- Work required -
Pictures aside, repeat the whole listing word for word.

- Task input -
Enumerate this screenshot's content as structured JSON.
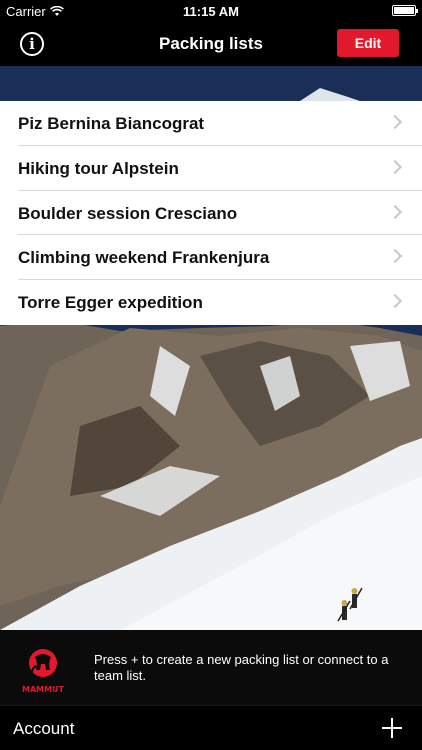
{
  "status_bar": {
    "carrier": "Carrier",
    "time": "11:15 AM",
    "battery_level": 1.0
  },
  "nav": {
    "title": "Packing lists",
    "edit_label": "Edit",
    "info_icon": "i"
  },
  "lists": [
    {
      "label": "Piz Bernina Biancograt"
    },
    {
      "label": "Hiking tour Alpstein"
    },
    {
      "label": "Boulder session Cresciano"
    },
    {
      "label": "Climbing weekend Frankenjura"
    },
    {
      "label": "Torre Egger expedition"
    }
  ],
  "footer": {
    "logo_text": "MAMMUT",
    "hint": "Press + to create a new packing list or connect to a team list."
  },
  "account": {
    "label": "Account"
  },
  "colors": {
    "accent": "#e2192c",
    "sky": "#1b2e57",
    "snow": "#eef1f4"
  }
}
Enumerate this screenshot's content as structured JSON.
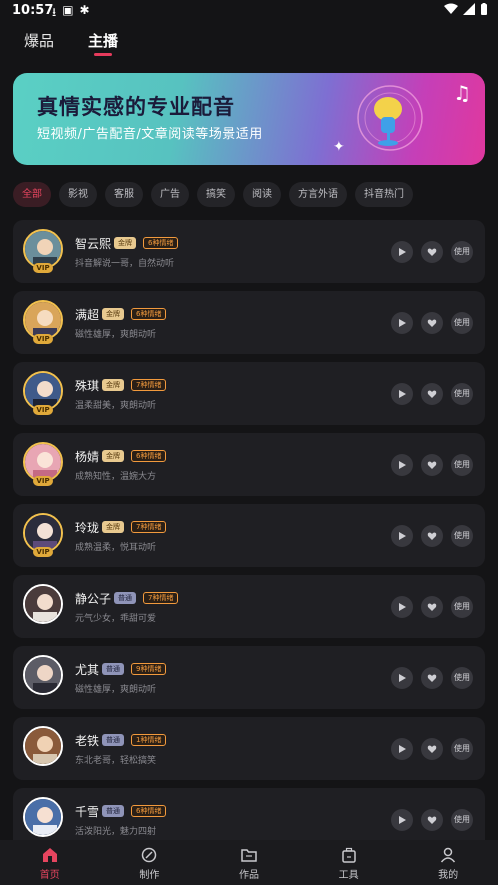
{
  "status_bar": {
    "time": "10:57"
  },
  "top_tabs": [
    {
      "label": "爆品",
      "active": false
    },
    {
      "label": "主播",
      "active": true
    }
  ],
  "banner": {
    "title": "真情实感的专业配音",
    "subtitle": "短视频/广告配音/文章阅读等场景适用"
  },
  "filters": [
    {
      "label": "全部",
      "active": true
    },
    {
      "label": "影视",
      "active": false
    },
    {
      "label": "客服",
      "active": false
    },
    {
      "label": "广告",
      "active": false
    },
    {
      "label": "搞笑",
      "active": false
    },
    {
      "label": "阅读",
      "active": false
    },
    {
      "label": "方言外语",
      "active": false
    },
    {
      "label": "抖音热门",
      "active": false
    }
  ],
  "anchors": [
    {
      "name": "智云熙",
      "tier": "金牌",
      "tier_type": "gold",
      "emotions": "6种情绪",
      "desc": "抖音解说一哥，自然动听",
      "vip": "VIP",
      "avatar_color": "#6b8f9c"
    },
    {
      "name": "满超",
      "tier": "金牌",
      "tier_type": "gold",
      "emotions": "6种情绪",
      "desc": "磁性雄厚，爽朗动听",
      "vip": "VIP",
      "avatar_color": "#d9a55a"
    },
    {
      "name": "殊琪",
      "tier": "金牌",
      "tier_type": "gold",
      "emotions": "7种情绪",
      "desc": "温柔甜美，爽朗动听",
      "vip": "VIP",
      "avatar_color": "#3f5a8a"
    },
    {
      "name": "杨婧",
      "tier": "金牌",
      "tier_type": "gold",
      "emotions": "6种情绪",
      "desc": "成熟知性，温婉大方",
      "vip": "VIP",
      "avatar_color": "#e8a6b4"
    },
    {
      "name": "玲珑",
      "tier": "金牌",
      "tier_type": "gold",
      "emotions": "7种情绪",
      "desc": "成熟温柔，悦耳动听",
      "vip": "VIP",
      "avatar_color": "#2c2c3c"
    },
    {
      "name": "静公子",
      "tier": "普通",
      "tier_type": "normal",
      "emotions": "7种情绪",
      "desc": "元气少女，乖甜可爱",
      "vip": "",
      "avatar_color": "#4a3b3b"
    },
    {
      "name": "尤其",
      "tier": "普通",
      "tier_type": "normal",
      "emotions": "9种情绪",
      "desc": "磁性雄厚，爽朗动听",
      "vip": "",
      "avatar_color": "#5c5c66"
    },
    {
      "name": "老铁",
      "tier": "普通",
      "tier_type": "normal",
      "emotions": "1种情绪",
      "desc": "东北老哥，轻松搞笑",
      "vip": "",
      "avatar_color": "#8a5a3a"
    },
    {
      "name": "千雪",
      "tier": "普通",
      "tier_type": "normal",
      "emotions": "6种情绪",
      "desc": "活泼阳光，魅力四射",
      "vip": "",
      "avatar_color": "#4a6fa8"
    }
  ],
  "action_labels": {
    "use": "使用"
  },
  "bottom_nav": [
    {
      "label": "首页",
      "icon": "home-icon",
      "active": true
    },
    {
      "label": "制作",
      "icon": "create-icon",
      "active": false
    },
    {
      "label": "作品",
      "icon": "folder-icon",
      "active": false
    },
    {
      "label": "工具",
      "icon": "toolbox-icon",
      "active": false
    },
    {
      "label": "我的",
      "icon": "user-icon",
      "active": false
    }
  ],
  "colors": {
    "accent": "#e6455f",
    "background": "#141416",
    "card": "#1f1f23",
    "gold_badge": "#e8c98f",
    "emotion_badge": "#f29a3d"
  }
}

- The completed task -
Enumerate this screenshot's content as structured JSON.
{
  "status_bar": {
    "carrier": "Carrier",
    "time": "11:15 AM",
    "battery_level": 1.0
  },
  "nav": {
    "title": "Packing lists",
    "edit_label": "Edit",
    "info_icon": "i"
  },
  "lists": [
    {
      "label": "Piz Bernina Biancograt"
    },
    {
      "label": "Hiking tour Alpstein"
    },
    {
      "label": "Boulder session Cresciano"
    },
    {
      "label": "Climbing weekend Frankenjura"
    },
    {
      "label": "Torre Egger expedition"
    }
  ],
  "footer": {
    "logo_text": "MAMMUT",
    "hint": "Press + to create a new packing list or connect to a team list."
  },
  "account": {
    "label": "Account"
  },
  "colors": {
    "accent": "#e2192c",
    "sky": "#1b2e57",
    "snow": "#eef1f4"
  }
}
Enumerate this screenshot's content as structured JSON.
{
  "status_bar": {
    "time": "10:57"
  },
  "top_tabs": [
    {
      "label": "爆品",
      "active": false
    },
    {
      "label": "主播",
      "active": true
    }
  ],
  "banner": {
    "title": "真情实感的专业配音",
    "subtitle": "短视频/广告配音/文章阅读等场景适用"
  },
  "filters": [
    {
      "label": "全部",
      "active": true
    },
    {
      "label": "影视",
      "active": false
    },
    {
      "label": "客服",
      "active": false
    },
    {
      "label": "广告",
      "active": false
    },
    {
      "label": "搞笑",
      "active": false
    },
    {
      "label": "阅读",
      "active": false
    },
    {
      "label": "方言外语",
      "active": false
    },
    {
      "label": "抖音热门",
      "active": false
    }
  ],
  "anchors": [
    {
      "name": "智云熙",
      "tier": "金牌",
      "tier_type": "gold",
      "emotions": "6种情绪",
      "desc": "抖音解说一哥，自然动听",
      "vip": "VIP",
      "avatar_color": "#6b8f9c"
    },
    {
      "name": "满超",
      "tier": "金牌",
      "tier_type": "gold",
      "emotions": "6种情绪",
      "desc": "磁性雄厚，爽朗动听",
      "vip": "VIP",
      "avatar_color": "#d9a55a"
    },
    {
      "name": "殊琪",
      "tier": "金牌",
      "tier_type": "gold",
      "emotions": "7种情绪",
      "desc": "温柔甜美，爽朗动听",
      "vip": "VIP",
      "avatar_color": "#3f5a8a"
    },
    {
      "name": "杨婧",
      "tier": "金牌",
      "tier_type": "gold",
      "emotions": "6种情绪",
      "desc": "成熟知性，温婉大方",
      "vip": "VIP",
      "avatar_color": "#e8a6b4"
    },
    {
      "name": "玲珑",
      "tier": "金牌",
      "tier_type": "gold",
      "emotions": "7种情绪",
      "desc": "成熟温柔，悦耳动听",
      "vip": "VIP",
      "avatar_color": "#2c2c3c"
    },
    {
      "name": "静公子",
      "tier": "普通",
      "tier_type": "normal",
      "emotions": "7种情绪",
      "desc": "元气少女，乖甜可爱",
      "vip": "",
      "avatar_color": "#4a3b3b"
    },
    {
      "name": "尤其",
      "tier": "普通",
      "tier_type": "normal",
      "emotions": "9种情绪",
      "desc": "磁性雄厚，爽朗动听",
      "vip": "",
      "avatar_color": "#5c5c66"
    },
    {
      "name": "老铁",
      "tier": "普通",
      "tier_type": "normal",
      "emotions": "1种情绪",
      "desc": "东北老哥，轻松搞笑",
      "vip": "",
      "avatar_color": "#8a5a3a"
    },
    {
      "name": "千雪",
      "tier": "普通",
      "tier_type": "normal",
      "emotions": "6种情绪",
      "desc": "活泼阳光，魅力四射",
      "vip": "",
      "avatar_color": "#4a6fa8"
    }
  ],
  "action_labels": {
    "use": "使用"
  },
  "bottom_nav": [
    {
      "label": "首页",
      "icon": "home-icon",
      "active": true
    },
    {
      "label": "制作",
      "icon": "create-icon",
      "active": false
    },
    {
      "label": "作品",
      "icon": "folder-icon",
      "active": false
    },
    {
      "label": "工具",
      "icon": "toolbox-icon",
      "active": false
    },
    {
      "label": "我的",
      "icon": "user-icon",
      "active": false
    }
  ],
  "colors": {
    "accent": "#e6455f",
    "background": "#141416",
    "card": "#1f1f23",
    "gold_badge": "#e8c98f",
    "emotion_badge": "#f29a3d"
  }
}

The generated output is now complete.